Find Still Alice in our library catalog.
Read Lisa Genova’s book also in our library catalog.
Great new local* documentary Next Year Jerusalem is now available to borrow from Fairfield Woods. Director’s statement from the film’s website,
Next Year Jerusalem is my third documentary feature and a continuation of my attempts to examine the decision to choose life in spite of death. This is a special project because my first documentary film, a short, was photographed at the Jewish Home for the Elderly (Fairfield, CT)* the nursing home featured in Next Year Jerusalem. That project (More Than Skin Deep, 2002) explored awareness of aging on the part of five nursing home residents, interviewed during their weekly beauty shop appointments.
I am fascinated with exploring the subtle distinctions between living and dying. Framed by the story of elderly people going on one last adventure, I found a vehicle to pose existential questions in subtle ways: at one moment a reflection on the vain struggle to capture experiences in a photograph, in another the frustrated refusal to accept mediocre hospital food. The stakes of living can be high in the final stages and I wanted to bear witness to the complicated dynamics of acceptance when life’s end is near.
Read the entire statement and explore the film’s website.
Check out the film in our catalog.
Brand-new documentary Fed Up gets released today on DVD. From the movie’s official site,
Everything we’ve been told about food and exercise for the past 30 years is dead wrong. FED UP is the film the food industry doesn’t want you to see. From Katie Couric, Laurie David (Oscar winning producer of AN INCONVENIENT TRUTH) and director Stephanie Soechtig, FED UP will change the way you eat forever.
Find Fed Up in our library catalog.

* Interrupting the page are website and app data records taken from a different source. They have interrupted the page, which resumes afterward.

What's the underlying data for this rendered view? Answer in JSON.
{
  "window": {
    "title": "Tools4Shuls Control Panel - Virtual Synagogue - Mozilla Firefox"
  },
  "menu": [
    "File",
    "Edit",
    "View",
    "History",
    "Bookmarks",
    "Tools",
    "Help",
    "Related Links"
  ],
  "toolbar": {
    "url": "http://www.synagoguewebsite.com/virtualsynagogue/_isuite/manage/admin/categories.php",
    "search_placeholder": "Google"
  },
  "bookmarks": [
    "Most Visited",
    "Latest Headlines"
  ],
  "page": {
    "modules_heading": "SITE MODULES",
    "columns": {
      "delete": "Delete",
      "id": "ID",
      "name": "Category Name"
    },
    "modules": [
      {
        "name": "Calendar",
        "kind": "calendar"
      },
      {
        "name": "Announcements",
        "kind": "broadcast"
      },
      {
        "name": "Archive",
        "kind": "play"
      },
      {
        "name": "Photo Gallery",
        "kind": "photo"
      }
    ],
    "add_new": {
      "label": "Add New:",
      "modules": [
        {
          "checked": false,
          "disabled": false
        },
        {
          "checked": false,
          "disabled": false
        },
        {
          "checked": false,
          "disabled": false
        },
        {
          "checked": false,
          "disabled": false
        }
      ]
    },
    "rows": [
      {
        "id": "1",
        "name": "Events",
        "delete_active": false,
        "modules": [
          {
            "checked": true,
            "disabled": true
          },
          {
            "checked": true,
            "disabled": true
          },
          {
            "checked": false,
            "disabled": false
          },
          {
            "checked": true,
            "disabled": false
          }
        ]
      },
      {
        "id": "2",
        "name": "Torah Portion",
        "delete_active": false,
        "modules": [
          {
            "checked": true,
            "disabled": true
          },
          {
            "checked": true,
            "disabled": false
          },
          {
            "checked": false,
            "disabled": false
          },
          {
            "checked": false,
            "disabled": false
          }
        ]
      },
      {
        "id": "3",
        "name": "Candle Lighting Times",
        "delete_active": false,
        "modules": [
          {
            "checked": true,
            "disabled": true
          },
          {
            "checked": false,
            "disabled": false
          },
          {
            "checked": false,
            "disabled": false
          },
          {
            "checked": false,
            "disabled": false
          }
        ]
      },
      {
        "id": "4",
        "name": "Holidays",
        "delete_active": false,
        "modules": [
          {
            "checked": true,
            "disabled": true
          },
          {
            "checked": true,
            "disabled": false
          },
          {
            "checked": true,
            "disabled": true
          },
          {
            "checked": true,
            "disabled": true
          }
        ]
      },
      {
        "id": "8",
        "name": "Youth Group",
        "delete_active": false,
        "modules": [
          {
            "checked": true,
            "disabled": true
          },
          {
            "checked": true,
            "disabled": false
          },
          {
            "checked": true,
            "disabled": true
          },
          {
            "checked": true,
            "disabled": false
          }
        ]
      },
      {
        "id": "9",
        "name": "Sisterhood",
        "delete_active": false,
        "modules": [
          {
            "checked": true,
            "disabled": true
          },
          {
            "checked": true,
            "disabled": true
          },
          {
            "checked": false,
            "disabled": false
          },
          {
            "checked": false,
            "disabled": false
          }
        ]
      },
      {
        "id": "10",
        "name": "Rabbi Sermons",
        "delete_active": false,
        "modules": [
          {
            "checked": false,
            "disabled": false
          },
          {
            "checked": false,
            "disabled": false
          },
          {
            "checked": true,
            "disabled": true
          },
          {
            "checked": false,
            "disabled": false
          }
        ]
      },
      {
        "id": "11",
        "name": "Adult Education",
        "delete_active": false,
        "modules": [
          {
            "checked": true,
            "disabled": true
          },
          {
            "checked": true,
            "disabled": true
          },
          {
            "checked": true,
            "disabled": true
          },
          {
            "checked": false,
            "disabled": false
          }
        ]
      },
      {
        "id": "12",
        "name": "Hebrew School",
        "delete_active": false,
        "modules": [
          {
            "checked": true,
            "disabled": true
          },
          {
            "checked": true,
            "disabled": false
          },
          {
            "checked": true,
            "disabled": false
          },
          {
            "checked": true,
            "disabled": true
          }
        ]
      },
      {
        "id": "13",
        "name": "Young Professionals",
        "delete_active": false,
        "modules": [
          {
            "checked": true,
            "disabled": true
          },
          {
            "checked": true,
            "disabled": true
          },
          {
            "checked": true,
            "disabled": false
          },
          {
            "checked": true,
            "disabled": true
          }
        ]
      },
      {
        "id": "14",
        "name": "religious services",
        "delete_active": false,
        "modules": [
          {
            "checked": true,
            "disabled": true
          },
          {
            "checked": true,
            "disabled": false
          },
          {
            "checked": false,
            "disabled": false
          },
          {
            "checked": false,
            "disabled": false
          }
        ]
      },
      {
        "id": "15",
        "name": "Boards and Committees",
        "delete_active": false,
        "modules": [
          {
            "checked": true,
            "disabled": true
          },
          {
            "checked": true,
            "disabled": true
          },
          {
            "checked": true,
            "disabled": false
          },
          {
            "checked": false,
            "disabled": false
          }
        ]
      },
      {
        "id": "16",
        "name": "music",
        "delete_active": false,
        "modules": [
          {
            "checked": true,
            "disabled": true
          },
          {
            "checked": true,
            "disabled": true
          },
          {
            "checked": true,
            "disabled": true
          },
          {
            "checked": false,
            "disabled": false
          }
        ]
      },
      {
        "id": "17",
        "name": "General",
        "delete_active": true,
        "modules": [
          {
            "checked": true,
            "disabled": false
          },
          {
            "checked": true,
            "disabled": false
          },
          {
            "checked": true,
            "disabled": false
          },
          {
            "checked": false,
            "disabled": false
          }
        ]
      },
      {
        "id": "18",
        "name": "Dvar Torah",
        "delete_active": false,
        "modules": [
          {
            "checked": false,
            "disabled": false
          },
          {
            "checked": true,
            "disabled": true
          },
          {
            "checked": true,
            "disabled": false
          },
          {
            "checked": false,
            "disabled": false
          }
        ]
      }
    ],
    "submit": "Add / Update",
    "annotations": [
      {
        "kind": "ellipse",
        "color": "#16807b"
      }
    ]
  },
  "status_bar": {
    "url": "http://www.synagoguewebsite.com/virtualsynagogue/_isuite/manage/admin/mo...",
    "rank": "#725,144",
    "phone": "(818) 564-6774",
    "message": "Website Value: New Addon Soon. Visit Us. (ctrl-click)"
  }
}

Ryan Murphy’s (Glee, American Horror Story) HBO mini-series The Normal Heart gets released on DVD today. The Normal Heart is based on a 1985 play by AIDS activist Larry Kramer. A bit of trivia – Kramer’s husband’s brother and sister in-law live here in Fairfield. The story revolves around the very earliest years of the AIDS crisis before there was even a language to discuss the disease. Starring Mark Ruffalo as Ned Weeks (the Kramer character), Jim Parsons, Matt Bomer, and Julia Roberts – The Normal Heart acts as a history lesson for those too young to remember the horror of the 1980’s and early 90’s and a stark reminder to everyone else who lived through it. The film has a 94% critics rating on Rotten Tomatoes. We’ve got copies at both locations for you to check out.
Find The Normal Heart in our library catalog.